Excerpted data.
• • • • • • •

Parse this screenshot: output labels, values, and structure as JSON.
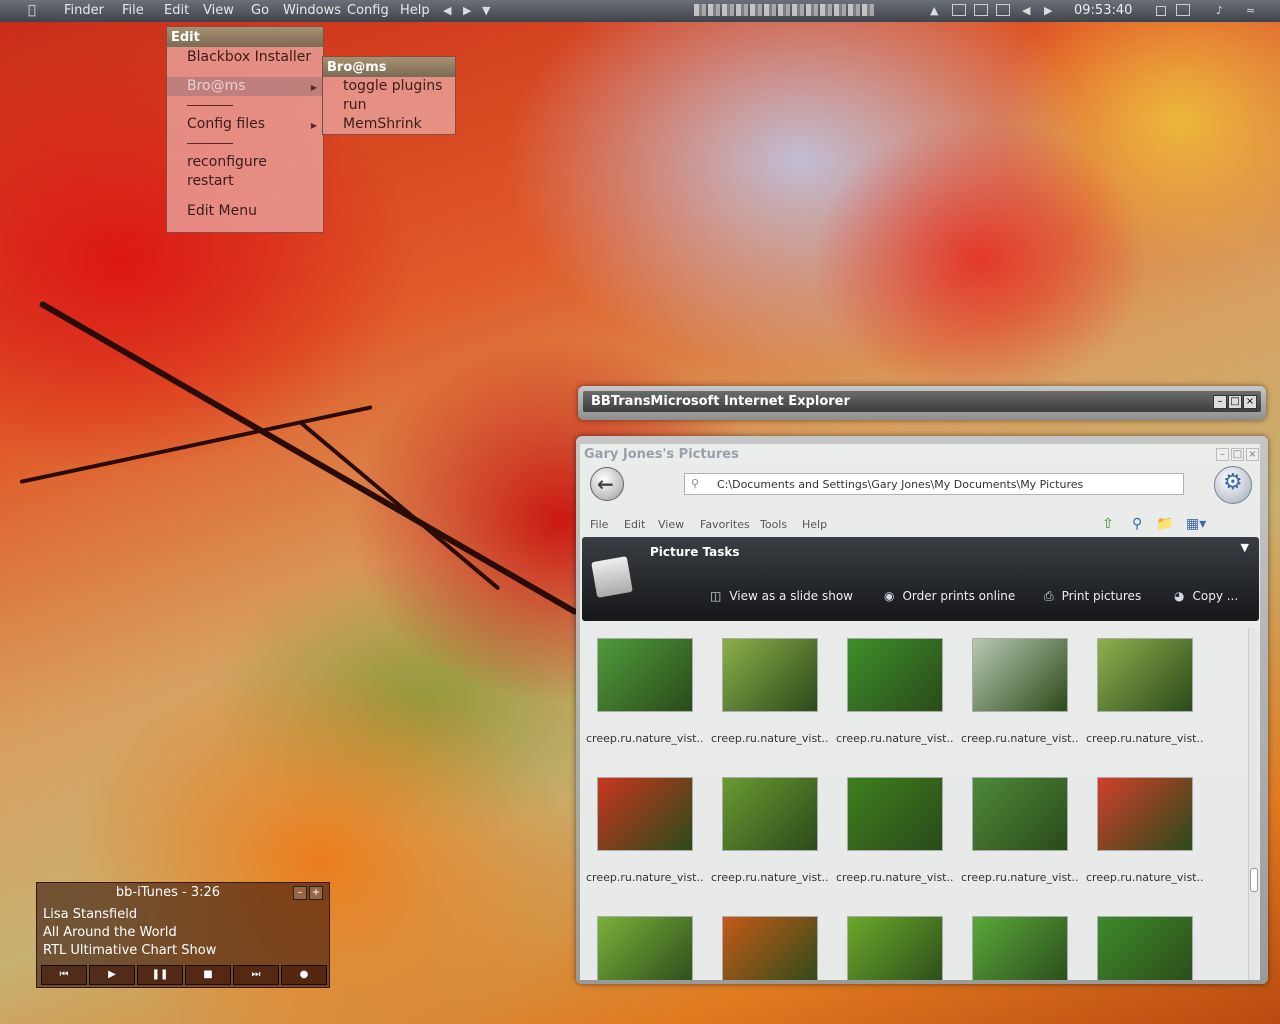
{
  "topbar": {
    "apple_icon": "apple-icon",
    "menus": [
      "Finder",
      "File",
      "Edit",
      "View",
      "Go",
      "Windows",
      "Config",
      "Help"
    ],
    "clock": "09:53:40"
  },
  "edit_menu": {
    "title": "Edit",
    "items": [
      "Blackbox Installer",
      "Bro@ms",
      "Config files",
      "reconfigure",
      "restart",
      "Edit Menu"
    ]
  },
  "broams_menu": {
    "title": "Bro@ms",
    "items": [
      "toggle plugins",
      "run",
      "MemShrink"
    ]
  },
  "ie_window": {
    "title": "BBTransMicrosoft Internet Explorer"
  },
  "explorer": {
    "title": "Gary Jones's Pictures",
    "address": "C:\\Documents and Settings\\Gary Jones\\My Documents\\My Pictures",
    "menu": [
      "File",
      "Edit",
      "View",
      "Favorites",
      "Tools",
      "Help"
    ],
    "picture_tasks": {
      "header": "Picture Tasks",
      "tasks": [
        "View as a slide show",
        "Order prints online",
        "Print pictures",
        "Copy ..."
      ]
    },
    "thumbnails": [
      {
        "caption": "creep.ru.nature_vist...",
        "color": "#4f9a3a"
      },
      {
        "caption": "creep.ru.nature_vist...",
        "color": "#8ab04a"
      },
      {
        "caption": "creep.ru.nature_vist...",
        "color": "#3e8f2a"
      },
      {
        "caption": "creep.ru.nature_vist...",
        "color": "#b9c9b0"
      },
      {
        "caption": "creep.ru.nature_vist...",
        "color": "#8fb04e"
      },
      {
        "caption": "creep.ru.nature_vist...",
        "color": "#c8361e"
      },
      {
        "caption": "creep.ru.nature_vist...",
        "color": "#6a9a32"
      },
      {
        "caption": "creep.ru.nature_vist...",
        "color": "#3f7f1e"
      },
      {
        "caption": "creep.ru.nature_vist...",
        "color": "#4e8a3a"
      },
      {
        "caption": "creep.ru.nature_vist...",
        "color": "#d0402a"
      },
      {
        "caption": "",
        "color": "#7ab03a"
      },
      {
        "caption": "",
        "color": "#c45a18"
      },
      {
        "caption": "",
        "color": "#6aa82a"
      },
      {
        "caption": "",
        "color": "#5aa83a"
      },
      {
        "caption": "",
        "color": "#3e8a2a"
      }
    ]
  },
  "itunes": {
    "title": "bb-iTunes - 3:26",
    "lines": [
      "Lisa Stansfield",
      "All Around the World",
      "RTL Ultimative Chart Show"
    ],
    "controls": [
      "previous-icon",
      "play-icon",
      "pause-icon",
      "stop-icon",
      "next-icon",
      "record-icon"
    ]
  }
}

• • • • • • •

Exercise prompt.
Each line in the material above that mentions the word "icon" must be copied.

Result.
    "apple_icon": "apple-icon",
      "previous-icon",
      "play-icon",
      "pause-icon",
      "stop-icon",
      "next-icon",
      "record-icon"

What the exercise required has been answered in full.